GLENNVILLE, Ga. — Organics remains a puzzle for many Vidalia shippers.
While many growers produce certified organic onions, most report mixed results in marketing them to retailers.
Few shippers get excited about the niche category’s demand.
Still, the deal’s largest shipper reports strong acceptance of the segment.
Some say the economy has affected sales.
R.E. Hendrix, president of Hendrix Produce Inc., Metter, said he was the first to grow organics.
He started in 2002 and said Antioch Farms, Claxton, followed his production.
“Some people want nothing but organics,” Hendrix said. “All your major chains have an organics section. They will put one or two pallets of organics on a regular load.”
The state of the economy, however, causes Hendrix to question how much consumers of organics are willing to spend on the segment.
Hendrix grows 30 dedicated organic acres, similar to past years.
R.T. Stanley, president of Stanley Farms, Vidalia, grows on about 50 acres of organics.
The grower-shipper has continually lessened its organic acreage.
“When we first started in organics, everyone was excited about them,” Stanley said.
“But the economy slowed it down and people haven’t shown much interest in them. If you over produce, you will have to sell them pretty cheap. With the way the costs of production are, you can’t afford to take a chance. And if you grow more onions than you can sell, you’re asking for trouble.”
Stanley said he has learned the hard way that if he plants a high amount of organic acres and has strong yields, he will more than likely have to sell them at a less expensive price.
Count Bland Farms LLC as a grower-shipper that hasn’t experienced disappointment with the category.
“This goes back to how you market your products,” said Michael Hively, general manager.
“We don’t grow them because it’s a necessity. We grow them because it’s responsible to have that type of crop for our customers.”
Hively said Bland has experienced success with the segment and said demand keeps growing every year.
“Organics are not that hard and aren’t something we dread,” he said. “We don’t look at them as being a necessary evil, but more of an expansion of our business and providing a one-stop source for our customers.”
Despite the slow economy, Hively said demand for organic Vidalias remains acceptable.
Bland and its growers grow organic Vidalias on about 10% of its acreage.
This is the third season that Bland has been shipping organics 12 months a year.
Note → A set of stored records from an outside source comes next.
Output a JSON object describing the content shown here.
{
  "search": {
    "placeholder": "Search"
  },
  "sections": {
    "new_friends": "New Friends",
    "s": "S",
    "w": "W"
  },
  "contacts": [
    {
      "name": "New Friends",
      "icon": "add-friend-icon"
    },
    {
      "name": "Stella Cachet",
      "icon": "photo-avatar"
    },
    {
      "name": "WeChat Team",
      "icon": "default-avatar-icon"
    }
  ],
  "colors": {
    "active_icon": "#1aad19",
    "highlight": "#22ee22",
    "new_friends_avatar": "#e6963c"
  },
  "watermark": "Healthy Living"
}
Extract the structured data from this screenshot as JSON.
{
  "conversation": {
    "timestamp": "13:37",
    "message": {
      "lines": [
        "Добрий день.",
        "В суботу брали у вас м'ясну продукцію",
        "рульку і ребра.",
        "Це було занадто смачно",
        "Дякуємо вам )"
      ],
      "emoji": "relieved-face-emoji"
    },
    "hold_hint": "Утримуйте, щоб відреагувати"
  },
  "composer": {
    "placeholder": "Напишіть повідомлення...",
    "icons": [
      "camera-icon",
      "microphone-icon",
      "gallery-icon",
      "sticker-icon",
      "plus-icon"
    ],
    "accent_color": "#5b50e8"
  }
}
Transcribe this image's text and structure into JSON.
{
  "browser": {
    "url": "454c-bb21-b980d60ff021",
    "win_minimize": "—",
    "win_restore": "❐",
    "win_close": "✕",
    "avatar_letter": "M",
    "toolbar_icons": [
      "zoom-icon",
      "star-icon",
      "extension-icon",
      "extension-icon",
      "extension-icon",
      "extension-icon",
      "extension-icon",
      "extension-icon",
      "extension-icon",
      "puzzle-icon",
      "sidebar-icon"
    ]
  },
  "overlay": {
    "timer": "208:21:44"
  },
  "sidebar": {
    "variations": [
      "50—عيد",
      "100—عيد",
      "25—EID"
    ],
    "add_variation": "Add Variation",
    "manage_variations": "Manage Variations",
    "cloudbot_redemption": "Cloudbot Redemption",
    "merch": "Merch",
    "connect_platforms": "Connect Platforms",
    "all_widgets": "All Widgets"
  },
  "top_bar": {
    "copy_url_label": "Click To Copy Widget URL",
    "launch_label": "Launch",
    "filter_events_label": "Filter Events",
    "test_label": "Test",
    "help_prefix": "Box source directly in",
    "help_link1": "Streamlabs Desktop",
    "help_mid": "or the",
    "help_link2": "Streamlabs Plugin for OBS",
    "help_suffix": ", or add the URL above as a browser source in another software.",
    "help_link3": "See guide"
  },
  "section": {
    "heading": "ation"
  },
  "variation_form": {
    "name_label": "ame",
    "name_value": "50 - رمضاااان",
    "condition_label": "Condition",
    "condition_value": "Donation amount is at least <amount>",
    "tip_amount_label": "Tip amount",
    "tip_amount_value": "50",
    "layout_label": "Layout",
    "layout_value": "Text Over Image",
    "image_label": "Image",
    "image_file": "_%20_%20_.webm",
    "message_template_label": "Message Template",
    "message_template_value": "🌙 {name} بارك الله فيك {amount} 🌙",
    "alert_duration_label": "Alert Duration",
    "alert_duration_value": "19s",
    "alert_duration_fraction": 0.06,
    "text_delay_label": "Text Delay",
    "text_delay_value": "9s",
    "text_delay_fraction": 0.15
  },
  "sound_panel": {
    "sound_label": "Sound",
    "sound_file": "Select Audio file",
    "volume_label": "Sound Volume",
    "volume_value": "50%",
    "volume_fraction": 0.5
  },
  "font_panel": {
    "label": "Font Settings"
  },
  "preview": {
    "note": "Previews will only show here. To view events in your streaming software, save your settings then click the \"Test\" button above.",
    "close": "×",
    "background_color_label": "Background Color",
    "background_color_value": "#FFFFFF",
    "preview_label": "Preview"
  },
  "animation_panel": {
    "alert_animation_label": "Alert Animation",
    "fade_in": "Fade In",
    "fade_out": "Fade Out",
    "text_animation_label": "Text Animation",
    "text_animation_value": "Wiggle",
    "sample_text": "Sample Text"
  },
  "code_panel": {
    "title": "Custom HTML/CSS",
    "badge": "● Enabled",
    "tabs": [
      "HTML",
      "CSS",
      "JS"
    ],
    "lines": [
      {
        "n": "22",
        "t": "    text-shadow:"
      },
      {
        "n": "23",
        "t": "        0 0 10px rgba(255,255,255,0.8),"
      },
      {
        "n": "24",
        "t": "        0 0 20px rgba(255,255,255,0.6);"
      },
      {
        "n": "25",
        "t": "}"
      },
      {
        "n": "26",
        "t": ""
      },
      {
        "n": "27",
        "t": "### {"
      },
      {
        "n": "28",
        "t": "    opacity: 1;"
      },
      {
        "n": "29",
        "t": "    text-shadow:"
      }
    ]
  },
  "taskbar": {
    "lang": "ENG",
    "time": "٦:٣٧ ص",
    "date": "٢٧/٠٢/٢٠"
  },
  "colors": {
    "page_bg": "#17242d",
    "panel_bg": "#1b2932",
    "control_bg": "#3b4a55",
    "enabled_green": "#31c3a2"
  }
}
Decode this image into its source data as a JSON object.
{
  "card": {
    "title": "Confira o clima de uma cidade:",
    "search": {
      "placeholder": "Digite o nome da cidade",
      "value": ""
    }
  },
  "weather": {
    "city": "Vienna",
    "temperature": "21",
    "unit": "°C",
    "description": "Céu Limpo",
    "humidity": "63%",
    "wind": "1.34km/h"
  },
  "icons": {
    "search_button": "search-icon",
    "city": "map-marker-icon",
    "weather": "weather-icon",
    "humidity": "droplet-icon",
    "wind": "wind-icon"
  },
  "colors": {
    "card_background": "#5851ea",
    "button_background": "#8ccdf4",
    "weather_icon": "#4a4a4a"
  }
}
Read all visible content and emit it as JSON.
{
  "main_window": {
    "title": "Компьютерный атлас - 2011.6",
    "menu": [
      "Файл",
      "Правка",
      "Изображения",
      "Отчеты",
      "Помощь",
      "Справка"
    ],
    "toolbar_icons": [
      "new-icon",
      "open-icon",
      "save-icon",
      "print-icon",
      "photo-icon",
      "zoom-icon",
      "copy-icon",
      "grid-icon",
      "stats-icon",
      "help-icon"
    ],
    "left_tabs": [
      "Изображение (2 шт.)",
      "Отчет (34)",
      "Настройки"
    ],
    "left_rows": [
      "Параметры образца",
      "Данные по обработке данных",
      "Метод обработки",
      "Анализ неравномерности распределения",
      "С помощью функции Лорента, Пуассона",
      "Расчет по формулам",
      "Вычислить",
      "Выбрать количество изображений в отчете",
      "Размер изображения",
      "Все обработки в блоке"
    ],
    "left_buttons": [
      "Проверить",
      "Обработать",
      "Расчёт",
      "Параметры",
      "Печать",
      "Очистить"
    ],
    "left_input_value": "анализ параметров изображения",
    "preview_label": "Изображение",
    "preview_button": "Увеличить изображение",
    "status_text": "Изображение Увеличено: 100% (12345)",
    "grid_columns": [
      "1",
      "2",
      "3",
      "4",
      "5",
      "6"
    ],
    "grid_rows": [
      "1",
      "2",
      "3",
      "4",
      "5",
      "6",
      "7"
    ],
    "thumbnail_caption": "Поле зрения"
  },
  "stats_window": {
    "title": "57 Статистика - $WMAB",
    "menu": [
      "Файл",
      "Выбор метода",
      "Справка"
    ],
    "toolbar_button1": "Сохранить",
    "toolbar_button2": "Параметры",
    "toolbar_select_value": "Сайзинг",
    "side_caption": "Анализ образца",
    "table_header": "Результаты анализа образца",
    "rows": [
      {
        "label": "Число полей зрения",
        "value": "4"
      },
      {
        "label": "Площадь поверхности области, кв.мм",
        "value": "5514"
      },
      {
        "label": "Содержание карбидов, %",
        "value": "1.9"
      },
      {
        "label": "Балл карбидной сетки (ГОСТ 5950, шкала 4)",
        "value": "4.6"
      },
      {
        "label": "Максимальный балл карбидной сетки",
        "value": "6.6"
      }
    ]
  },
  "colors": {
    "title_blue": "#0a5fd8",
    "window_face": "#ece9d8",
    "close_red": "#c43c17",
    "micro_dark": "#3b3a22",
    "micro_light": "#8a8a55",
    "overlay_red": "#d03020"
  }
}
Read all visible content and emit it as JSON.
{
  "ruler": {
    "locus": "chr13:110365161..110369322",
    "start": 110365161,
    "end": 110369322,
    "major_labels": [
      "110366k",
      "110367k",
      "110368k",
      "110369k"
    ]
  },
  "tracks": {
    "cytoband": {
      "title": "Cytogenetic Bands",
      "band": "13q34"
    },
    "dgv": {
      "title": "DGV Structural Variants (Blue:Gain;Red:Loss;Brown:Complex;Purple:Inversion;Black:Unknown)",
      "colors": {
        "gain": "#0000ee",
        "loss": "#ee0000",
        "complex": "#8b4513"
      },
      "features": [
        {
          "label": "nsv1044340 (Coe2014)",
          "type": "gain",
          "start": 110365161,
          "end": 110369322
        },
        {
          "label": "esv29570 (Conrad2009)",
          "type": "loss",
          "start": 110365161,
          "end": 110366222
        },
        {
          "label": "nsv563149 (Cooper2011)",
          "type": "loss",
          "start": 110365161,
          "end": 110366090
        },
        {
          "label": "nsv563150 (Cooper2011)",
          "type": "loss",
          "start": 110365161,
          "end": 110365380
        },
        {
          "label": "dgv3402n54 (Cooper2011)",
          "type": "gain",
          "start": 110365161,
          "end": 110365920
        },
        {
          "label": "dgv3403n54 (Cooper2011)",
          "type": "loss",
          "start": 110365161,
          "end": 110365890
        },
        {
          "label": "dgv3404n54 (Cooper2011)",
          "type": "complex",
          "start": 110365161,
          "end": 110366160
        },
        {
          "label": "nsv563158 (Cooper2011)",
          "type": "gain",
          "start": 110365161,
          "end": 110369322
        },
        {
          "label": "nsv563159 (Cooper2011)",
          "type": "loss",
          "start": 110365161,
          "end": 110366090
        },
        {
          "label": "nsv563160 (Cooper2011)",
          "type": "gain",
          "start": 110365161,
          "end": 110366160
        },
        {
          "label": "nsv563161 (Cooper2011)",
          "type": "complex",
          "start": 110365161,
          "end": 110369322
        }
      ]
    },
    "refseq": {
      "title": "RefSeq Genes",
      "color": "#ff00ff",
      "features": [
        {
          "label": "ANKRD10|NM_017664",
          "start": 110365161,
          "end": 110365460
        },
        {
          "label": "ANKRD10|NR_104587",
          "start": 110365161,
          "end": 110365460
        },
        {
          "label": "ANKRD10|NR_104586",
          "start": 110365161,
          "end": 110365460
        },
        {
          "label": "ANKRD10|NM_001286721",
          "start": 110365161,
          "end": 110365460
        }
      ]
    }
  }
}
Bland also grows organic sweet onions in Peru, Mexico and Utah.
This is the fourth season that Keystone Fruit Marketing Inc., Greencastle, Pa., plans to market organically grown Vidalia onions.
Marty Kamer, partner and sales manager, said he’s patient with the category.
“Demand is still growing, but the segment is still in its infancy,” he said.
“We are just scratching the surface here. There is a better future for organics. It’s not a big part of our business but it is something we feel is necessary to offer our customers.”
Organic demand hasn’t been impressive for onion seller Barry Rogers, president of Sweet Onion Trading Co., Melbourne, Fla., which sells for a number of Vidalia growers.
“Organic demand is not bad,” Rogers said. “The guys that want them will take a few on every load. But it’s not like we thought it would be.”
Rogers said Southern Hemisphere-grown organics haven’t taken off.
“There aren’t that many doing them and the ones doing it aren’t selling that many,” he said.
“A guy will take a load of conventional and put on 30 cases of organics. You can’t sustain a farming operation that way unless they go on ad or they get real cheap.”
Jaime Brannen, sales manager of Gerrald’s Vidalia Sweet Onions Inc., Statesboro, said increased production has lowered premiums.
“When only one or two people were growing them, there was a big premium,” he said.
“Now, it’s very small and it’s a loss as organics are a very expensive crop to grow. Just about everyone grows some organics.”
Organics aren’t big for Plantation Sweets, Cobbtown.
“With us, it doesn’t seem to be growing as fast as we thought or anticipated it would,” said Ronny Collins, president and chief executive officer.
“At one time, we thought it would take off and really grow, but it’s been a slow-growing item.”
Collins said Plantation Sweets has only a handful of customers that request organic Vidalia onions.